This is a long and thin cavern, with large off-white tile on the floor and smaller beige tile on the walls. A tile trim line has been set to highlight the walls.

A two-station vanity is set at the front, with a counter made of marble and two individually framed mirrors set above each sink. Faucets are a bit of a letdown -- both in terms of their antiquated design (reminiscent of what was seen at the Delta Crown Room in the JFK International terminal) and their poor water flow (it kind of spits out in all directions instead of straight down -- no doubt, the low-flow blocker has to be cleaned or adjusted).

Beyond that are two white porcelain urinals, which are bordered by black metal toilet stall walls and offer wonderful privacy, like the toilets at Jimmy Buffet Margaritaville and the Central Florida Zoo.

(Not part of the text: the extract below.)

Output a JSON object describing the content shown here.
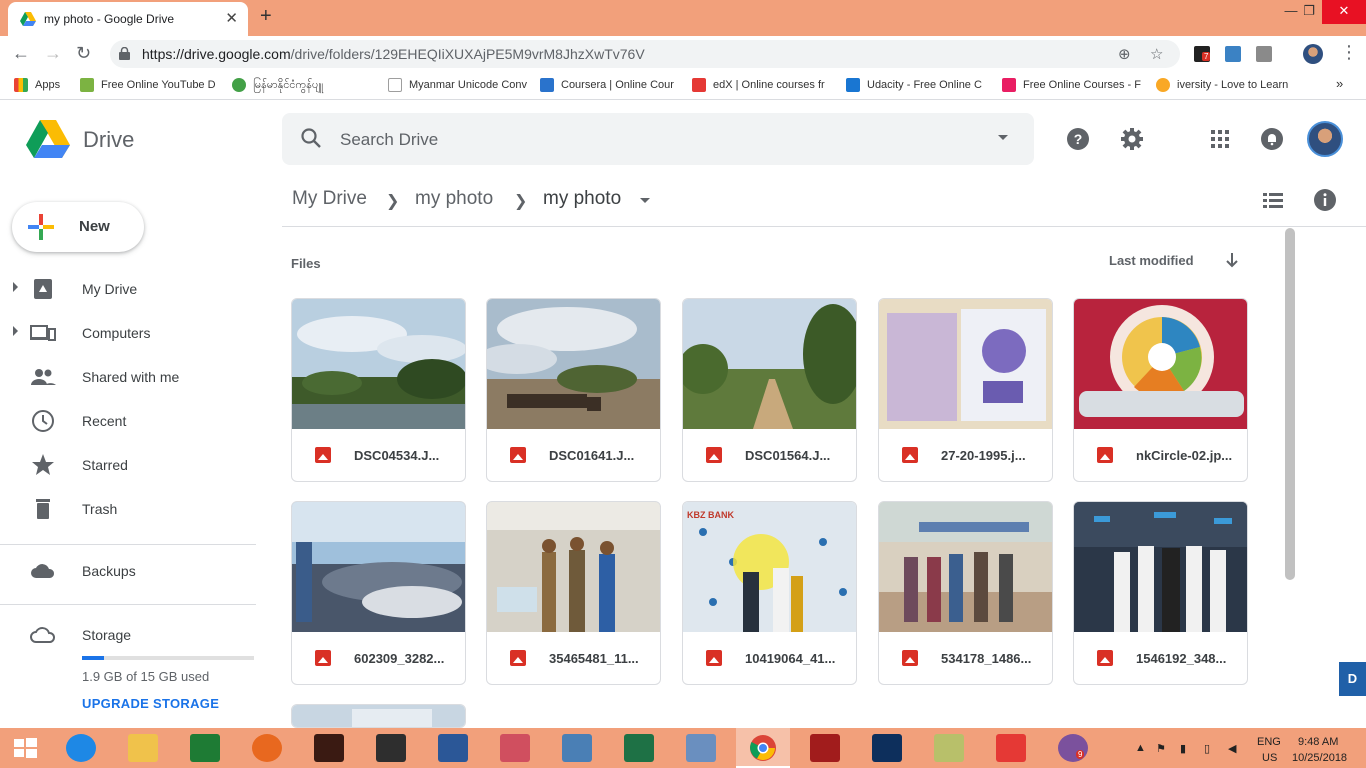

In the back are two toilet stalls, a normal-sized one and a handicap one in the very back. Both contain standard white porcelain toilets.

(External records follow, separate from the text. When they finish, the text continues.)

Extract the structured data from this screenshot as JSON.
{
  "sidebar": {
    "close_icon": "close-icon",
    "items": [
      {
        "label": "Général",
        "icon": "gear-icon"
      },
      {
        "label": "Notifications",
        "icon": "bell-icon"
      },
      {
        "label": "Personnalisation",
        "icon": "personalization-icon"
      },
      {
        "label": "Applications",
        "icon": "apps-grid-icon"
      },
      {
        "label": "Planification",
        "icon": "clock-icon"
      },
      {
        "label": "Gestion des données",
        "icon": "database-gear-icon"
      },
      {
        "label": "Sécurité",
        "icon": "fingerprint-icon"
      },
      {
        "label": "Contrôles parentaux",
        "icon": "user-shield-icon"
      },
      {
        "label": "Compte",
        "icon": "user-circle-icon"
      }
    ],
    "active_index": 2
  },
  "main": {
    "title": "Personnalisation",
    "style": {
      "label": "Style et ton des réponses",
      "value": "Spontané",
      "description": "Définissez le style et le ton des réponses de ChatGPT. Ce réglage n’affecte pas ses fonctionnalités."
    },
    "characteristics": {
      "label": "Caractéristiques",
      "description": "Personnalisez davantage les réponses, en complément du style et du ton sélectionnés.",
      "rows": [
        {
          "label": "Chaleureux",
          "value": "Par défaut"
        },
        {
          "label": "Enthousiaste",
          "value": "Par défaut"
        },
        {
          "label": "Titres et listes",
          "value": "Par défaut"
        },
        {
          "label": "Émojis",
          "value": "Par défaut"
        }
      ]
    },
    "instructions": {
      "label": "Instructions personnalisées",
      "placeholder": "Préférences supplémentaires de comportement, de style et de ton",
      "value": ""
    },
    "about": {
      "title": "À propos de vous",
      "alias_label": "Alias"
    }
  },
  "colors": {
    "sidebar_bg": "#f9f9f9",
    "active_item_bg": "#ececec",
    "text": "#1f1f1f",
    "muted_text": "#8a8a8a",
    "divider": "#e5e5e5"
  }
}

The place itself was sparkling clean and fresh smelling -- another surprise. Though it should be said that I did manage to find a couple of wear-and-tear dings in the design, like a hole in the tile near where a urinal's pipe entered the wall (smaller than what was seen at the Venetian in Las Vegas, though).

Another amusing note is the sign I found hanging above one of the wall-mounted soap dispensers: "All Team Members Must Remove Aprons & Chef Coats Before Entering Restrooms." Quite a difference from the usual "All Employees Must Wash Hands Before Leaving" you usually see. Of course, the former is a sign I would expect to see -- but didn't -- in Laurenzo's in North Miami Beach. That wasn't the case there, though. Instead, that place had actual drawings showing what an employee must do to wash his or her hands.

Marks out of 10:

8. Really a 7, but I was expecting something so much worse and then found this oasis, so I had to raise the score a notch.

Comments to the Management:

This is a real hidden gem -- and worthy of commendation. Truly an unexpected find. Just touch up on a few things -- fix the faucet flow, the holes in the tile here and there -- and you may just have one of the best hidden gem bathrooms in Central Florida.

1 comment:

Anonymous said...

et les employées sont très mal polis
et souvent les dates de péremption sont dépassés